Studying remotely through Bryn Mawr will enable most students to make the smoothest progress towards the degree. Your courses have been created with Bryn Mawr’s graduation requirements in mind. You can be certain which courses will count towards your major or towards general requirements like the Approaches, and you can be confident that your course will prepare you well for courses at the next level at the college. Your faculty have spent the summer creating hybrid and remote courses that will challenge you, engage you, and support your learning. And the College has created a schedule that mitigates the challenges of the different time zones.
That said, we recognize that some international students may face unique challenges with connectivity, time zones, software, or course availability that make it difficult for them to progress towards the degree through remote learning at Bryn Mawr. For these students, we have received permission to make an exception to our leave of absence policy to allow them to take a personal leave from Bryn Mawr, enroll this fall as a guest at a college in their home country, and transfer back up to four courses rather than the usual one or two.

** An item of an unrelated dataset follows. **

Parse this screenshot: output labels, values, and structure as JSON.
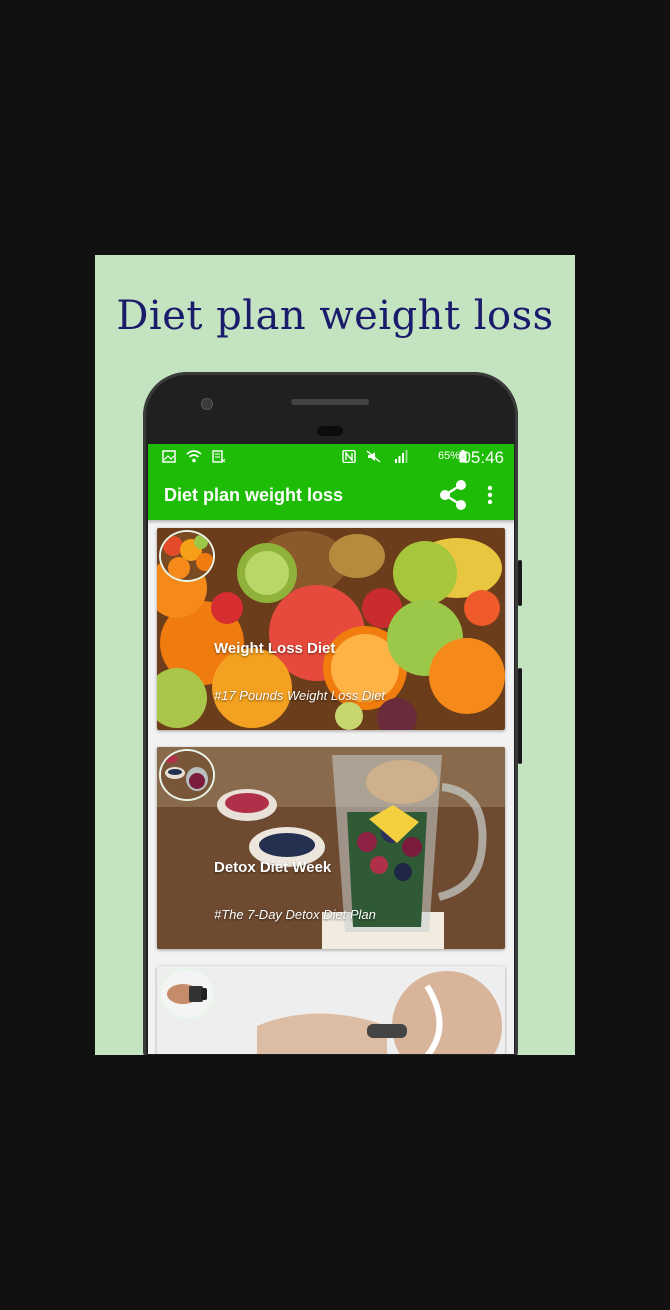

Students who want to explore this option should follow our usual transfer credit policies (https://www.brynmawr.edu/registrar/transfer-credit-policy) and consult their deans and major advisors for guidance about which courses might transfer back towards which requirements.
In either situation, please consult the International Student FAQs.